(Collected data)
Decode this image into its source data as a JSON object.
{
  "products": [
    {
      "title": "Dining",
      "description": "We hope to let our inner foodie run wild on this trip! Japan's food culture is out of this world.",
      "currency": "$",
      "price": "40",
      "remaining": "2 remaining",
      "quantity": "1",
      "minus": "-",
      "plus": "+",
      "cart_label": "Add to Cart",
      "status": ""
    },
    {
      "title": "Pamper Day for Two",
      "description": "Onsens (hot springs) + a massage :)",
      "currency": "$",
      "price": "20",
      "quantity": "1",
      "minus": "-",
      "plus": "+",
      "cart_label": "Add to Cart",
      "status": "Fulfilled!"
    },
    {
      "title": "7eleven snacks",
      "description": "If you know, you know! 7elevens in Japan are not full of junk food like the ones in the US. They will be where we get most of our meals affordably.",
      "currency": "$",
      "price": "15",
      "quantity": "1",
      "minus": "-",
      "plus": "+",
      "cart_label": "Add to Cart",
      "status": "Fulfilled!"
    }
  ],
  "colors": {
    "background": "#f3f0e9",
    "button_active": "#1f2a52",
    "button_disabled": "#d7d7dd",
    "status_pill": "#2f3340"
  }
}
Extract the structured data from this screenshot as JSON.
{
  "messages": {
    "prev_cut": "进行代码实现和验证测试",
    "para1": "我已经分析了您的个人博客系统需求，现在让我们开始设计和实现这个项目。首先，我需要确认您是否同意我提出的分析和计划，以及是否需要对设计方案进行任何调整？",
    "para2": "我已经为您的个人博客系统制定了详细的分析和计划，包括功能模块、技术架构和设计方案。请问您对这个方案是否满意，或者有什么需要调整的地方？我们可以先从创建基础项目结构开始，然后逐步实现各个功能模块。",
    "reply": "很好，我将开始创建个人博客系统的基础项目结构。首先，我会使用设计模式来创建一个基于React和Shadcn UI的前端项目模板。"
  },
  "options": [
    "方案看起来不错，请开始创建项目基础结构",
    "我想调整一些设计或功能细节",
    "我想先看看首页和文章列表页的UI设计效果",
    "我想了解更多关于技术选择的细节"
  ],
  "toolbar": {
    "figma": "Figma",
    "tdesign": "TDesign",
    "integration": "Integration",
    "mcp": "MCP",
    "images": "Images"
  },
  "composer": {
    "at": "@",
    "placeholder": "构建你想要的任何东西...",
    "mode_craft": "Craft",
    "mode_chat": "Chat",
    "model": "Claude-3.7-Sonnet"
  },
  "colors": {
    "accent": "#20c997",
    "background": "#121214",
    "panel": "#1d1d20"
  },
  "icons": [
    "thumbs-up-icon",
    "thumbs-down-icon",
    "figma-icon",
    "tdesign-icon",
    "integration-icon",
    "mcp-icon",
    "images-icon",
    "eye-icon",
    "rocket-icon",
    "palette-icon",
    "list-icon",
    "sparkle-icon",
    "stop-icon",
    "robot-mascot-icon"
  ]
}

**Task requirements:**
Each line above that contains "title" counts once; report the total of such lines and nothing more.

**Response:**
3